Copy each line from the entries that the word "likes" appears in.

_ _ _ _ _

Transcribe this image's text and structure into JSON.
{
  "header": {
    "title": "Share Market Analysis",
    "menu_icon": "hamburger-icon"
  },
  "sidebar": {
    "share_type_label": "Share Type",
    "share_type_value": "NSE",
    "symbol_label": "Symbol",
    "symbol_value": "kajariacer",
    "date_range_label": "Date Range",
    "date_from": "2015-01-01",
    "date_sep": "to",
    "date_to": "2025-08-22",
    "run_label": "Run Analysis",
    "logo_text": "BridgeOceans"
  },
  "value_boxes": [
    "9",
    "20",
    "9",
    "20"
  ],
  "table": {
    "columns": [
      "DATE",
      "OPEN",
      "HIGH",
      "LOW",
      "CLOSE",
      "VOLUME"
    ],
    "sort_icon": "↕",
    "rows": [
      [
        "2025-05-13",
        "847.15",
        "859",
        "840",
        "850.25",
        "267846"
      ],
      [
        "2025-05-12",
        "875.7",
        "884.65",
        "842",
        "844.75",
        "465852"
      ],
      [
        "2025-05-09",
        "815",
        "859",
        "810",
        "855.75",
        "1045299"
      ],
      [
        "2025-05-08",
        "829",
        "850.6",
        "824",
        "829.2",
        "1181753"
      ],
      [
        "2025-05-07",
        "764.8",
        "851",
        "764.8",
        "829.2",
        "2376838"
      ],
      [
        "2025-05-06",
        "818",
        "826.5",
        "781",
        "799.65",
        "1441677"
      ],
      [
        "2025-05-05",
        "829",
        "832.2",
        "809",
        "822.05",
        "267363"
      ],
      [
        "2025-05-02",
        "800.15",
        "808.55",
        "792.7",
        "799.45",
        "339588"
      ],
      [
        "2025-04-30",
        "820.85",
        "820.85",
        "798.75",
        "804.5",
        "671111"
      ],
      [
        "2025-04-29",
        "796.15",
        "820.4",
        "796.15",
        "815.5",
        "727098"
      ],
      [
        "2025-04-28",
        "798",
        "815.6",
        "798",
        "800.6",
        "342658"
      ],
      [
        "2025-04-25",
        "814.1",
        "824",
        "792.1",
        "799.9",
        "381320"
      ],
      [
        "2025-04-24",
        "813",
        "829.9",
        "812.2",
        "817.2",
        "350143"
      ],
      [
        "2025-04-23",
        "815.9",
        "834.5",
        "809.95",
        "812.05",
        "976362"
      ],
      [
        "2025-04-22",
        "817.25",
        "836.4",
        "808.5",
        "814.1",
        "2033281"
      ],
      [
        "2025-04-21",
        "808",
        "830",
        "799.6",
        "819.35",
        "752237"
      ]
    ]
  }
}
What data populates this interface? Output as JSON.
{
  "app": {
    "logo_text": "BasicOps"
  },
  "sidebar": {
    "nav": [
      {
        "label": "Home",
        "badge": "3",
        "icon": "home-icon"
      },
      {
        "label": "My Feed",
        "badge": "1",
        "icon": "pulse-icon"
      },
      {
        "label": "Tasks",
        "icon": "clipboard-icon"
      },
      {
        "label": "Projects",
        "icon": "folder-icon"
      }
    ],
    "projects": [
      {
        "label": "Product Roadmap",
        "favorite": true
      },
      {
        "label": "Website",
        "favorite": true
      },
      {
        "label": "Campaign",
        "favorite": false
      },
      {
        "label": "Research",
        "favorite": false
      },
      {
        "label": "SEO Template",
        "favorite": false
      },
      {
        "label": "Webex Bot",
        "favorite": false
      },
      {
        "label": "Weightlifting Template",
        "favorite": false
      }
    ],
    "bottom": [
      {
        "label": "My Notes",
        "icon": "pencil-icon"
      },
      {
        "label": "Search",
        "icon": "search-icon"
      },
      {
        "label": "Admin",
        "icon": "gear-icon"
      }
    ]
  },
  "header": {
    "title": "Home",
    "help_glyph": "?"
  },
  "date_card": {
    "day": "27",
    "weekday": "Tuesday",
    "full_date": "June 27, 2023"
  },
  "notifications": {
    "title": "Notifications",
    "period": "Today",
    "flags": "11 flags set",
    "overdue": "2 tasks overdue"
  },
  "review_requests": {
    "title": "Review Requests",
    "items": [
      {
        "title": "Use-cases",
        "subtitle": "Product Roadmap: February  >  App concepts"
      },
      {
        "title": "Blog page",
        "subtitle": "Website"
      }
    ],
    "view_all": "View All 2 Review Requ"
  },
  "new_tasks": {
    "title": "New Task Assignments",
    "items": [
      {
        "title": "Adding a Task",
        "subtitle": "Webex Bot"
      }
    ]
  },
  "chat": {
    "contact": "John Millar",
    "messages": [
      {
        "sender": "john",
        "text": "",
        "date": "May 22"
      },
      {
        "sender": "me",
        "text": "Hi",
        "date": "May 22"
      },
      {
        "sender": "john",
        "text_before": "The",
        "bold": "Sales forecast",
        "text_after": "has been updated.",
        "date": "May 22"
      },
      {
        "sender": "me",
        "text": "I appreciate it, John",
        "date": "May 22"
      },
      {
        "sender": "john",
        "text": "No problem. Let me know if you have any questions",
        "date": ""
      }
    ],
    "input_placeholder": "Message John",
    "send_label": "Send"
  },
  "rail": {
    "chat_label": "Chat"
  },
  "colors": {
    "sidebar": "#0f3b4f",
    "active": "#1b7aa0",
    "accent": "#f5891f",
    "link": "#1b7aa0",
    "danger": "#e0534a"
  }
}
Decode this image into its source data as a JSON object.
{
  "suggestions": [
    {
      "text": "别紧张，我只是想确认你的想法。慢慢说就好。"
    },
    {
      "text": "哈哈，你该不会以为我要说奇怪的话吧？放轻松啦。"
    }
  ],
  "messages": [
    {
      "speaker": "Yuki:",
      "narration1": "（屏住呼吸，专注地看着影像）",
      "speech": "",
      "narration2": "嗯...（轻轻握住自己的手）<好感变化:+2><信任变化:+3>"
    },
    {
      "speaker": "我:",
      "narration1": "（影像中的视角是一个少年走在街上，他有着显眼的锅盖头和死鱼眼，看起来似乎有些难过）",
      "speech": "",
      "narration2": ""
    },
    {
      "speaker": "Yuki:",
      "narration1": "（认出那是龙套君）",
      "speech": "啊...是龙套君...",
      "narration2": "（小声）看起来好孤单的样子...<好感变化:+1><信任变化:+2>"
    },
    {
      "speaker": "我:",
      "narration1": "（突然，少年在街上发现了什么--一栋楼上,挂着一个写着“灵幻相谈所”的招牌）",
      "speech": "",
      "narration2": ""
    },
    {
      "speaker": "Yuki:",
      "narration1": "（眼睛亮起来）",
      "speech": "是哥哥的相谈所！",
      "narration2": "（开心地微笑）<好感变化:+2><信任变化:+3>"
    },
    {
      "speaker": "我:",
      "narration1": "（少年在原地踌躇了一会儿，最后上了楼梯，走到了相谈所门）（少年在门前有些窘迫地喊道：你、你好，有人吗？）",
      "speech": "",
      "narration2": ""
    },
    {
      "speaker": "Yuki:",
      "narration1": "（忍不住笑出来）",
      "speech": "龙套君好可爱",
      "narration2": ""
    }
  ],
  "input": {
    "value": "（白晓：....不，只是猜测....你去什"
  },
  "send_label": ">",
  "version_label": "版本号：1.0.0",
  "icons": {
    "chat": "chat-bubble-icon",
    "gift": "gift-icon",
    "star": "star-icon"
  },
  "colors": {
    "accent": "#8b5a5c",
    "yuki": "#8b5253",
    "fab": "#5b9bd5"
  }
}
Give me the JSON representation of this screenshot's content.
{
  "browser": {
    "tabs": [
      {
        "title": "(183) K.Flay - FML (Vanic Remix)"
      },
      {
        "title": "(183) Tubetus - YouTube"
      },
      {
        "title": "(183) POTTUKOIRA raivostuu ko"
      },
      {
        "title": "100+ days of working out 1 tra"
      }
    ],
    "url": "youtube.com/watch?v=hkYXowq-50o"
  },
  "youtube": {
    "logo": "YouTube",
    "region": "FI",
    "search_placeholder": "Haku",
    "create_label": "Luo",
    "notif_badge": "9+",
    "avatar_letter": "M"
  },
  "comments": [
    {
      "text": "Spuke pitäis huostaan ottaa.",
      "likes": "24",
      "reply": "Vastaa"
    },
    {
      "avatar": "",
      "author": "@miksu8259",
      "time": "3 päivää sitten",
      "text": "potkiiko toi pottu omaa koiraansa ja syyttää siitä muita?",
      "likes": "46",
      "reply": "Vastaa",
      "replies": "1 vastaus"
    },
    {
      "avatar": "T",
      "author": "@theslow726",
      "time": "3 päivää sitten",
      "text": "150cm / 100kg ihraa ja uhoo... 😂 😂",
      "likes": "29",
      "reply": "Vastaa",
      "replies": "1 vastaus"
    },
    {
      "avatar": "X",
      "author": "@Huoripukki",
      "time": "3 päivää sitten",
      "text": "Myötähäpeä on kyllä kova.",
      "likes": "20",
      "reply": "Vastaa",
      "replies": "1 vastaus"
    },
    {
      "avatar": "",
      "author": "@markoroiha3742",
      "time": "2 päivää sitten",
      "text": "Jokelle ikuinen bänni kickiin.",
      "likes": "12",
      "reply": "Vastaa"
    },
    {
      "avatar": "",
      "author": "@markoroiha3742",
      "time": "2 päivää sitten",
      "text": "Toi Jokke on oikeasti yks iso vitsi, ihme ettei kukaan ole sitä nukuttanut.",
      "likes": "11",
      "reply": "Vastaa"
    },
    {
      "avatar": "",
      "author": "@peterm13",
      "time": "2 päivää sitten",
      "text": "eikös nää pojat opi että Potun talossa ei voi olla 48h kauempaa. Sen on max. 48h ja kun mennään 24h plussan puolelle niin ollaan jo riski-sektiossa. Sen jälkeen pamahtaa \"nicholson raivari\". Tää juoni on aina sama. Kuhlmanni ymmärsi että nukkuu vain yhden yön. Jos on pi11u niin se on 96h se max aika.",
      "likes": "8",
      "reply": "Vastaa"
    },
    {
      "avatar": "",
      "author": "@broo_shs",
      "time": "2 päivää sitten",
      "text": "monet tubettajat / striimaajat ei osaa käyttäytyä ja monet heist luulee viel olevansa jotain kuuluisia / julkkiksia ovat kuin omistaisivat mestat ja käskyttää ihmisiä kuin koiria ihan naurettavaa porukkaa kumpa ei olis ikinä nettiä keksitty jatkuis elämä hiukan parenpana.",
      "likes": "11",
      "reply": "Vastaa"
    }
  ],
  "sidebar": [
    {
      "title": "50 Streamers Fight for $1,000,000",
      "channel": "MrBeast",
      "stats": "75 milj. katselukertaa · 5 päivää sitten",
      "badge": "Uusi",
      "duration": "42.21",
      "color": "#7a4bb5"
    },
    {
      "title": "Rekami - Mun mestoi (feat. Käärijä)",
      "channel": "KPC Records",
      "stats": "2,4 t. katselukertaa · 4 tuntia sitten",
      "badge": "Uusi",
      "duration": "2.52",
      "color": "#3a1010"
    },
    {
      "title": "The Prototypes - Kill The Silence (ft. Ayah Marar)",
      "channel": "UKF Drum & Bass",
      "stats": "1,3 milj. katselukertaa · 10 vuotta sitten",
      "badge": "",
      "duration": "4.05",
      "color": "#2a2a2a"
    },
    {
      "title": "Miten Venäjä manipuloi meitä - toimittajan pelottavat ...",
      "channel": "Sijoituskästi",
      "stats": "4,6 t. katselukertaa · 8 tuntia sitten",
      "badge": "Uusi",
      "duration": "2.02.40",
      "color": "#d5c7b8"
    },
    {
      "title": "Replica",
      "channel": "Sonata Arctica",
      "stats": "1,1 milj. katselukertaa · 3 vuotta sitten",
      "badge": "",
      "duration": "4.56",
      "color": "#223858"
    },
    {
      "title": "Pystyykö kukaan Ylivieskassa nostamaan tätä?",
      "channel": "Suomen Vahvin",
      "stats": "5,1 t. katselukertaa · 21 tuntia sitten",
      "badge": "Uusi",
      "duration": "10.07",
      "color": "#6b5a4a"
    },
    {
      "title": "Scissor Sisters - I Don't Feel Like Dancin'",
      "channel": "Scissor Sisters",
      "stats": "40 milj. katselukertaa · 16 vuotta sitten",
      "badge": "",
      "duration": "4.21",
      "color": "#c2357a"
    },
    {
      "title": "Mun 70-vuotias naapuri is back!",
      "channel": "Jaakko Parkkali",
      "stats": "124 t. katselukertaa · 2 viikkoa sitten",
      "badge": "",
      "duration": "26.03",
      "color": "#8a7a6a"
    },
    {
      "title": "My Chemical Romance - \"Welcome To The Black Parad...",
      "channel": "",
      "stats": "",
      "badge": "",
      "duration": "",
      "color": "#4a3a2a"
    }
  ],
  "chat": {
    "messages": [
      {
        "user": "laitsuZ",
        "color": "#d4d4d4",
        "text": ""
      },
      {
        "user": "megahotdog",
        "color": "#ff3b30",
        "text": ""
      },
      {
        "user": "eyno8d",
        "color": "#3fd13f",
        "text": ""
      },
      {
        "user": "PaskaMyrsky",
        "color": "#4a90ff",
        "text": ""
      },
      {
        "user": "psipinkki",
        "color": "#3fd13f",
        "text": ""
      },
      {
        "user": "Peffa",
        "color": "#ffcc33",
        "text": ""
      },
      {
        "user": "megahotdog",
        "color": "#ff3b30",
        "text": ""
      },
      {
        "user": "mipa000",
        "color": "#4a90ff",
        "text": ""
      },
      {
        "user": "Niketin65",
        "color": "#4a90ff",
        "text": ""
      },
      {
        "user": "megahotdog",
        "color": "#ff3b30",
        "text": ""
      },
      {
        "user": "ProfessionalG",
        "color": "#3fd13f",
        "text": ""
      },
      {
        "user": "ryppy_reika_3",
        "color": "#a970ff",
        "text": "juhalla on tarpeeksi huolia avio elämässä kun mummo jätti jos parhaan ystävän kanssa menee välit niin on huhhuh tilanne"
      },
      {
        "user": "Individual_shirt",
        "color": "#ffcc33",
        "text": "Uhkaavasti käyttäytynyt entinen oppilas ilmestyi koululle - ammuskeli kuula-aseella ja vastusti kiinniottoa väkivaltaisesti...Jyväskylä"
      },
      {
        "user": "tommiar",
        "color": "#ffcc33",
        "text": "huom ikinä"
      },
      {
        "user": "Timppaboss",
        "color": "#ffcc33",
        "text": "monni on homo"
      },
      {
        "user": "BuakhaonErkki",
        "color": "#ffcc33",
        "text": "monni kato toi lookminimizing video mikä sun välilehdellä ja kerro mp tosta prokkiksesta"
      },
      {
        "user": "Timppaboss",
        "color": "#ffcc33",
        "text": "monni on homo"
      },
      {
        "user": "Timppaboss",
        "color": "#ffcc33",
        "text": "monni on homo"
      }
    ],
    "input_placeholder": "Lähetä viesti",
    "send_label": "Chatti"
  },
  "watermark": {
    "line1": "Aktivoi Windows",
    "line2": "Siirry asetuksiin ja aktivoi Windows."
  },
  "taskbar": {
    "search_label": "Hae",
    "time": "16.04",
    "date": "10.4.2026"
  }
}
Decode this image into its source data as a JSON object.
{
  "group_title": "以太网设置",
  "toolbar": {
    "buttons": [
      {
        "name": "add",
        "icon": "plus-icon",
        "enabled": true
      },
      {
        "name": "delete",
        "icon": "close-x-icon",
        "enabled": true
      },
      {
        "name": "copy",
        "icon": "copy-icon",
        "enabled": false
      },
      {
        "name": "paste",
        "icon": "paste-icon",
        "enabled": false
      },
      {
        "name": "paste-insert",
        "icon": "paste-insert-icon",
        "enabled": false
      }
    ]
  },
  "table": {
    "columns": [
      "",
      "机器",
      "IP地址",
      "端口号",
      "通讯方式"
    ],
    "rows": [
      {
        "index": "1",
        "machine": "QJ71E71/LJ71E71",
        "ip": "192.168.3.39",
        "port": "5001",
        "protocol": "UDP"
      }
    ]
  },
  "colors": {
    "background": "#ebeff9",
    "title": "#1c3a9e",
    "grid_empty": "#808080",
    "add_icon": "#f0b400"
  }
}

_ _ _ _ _

## Response
      "likes": "24",
      "likes": "46",
      "likes": "29",
      "likes": "20",
      "likes": "12",
      "likes": "11",
      "likes": "8",
      "likes": "11",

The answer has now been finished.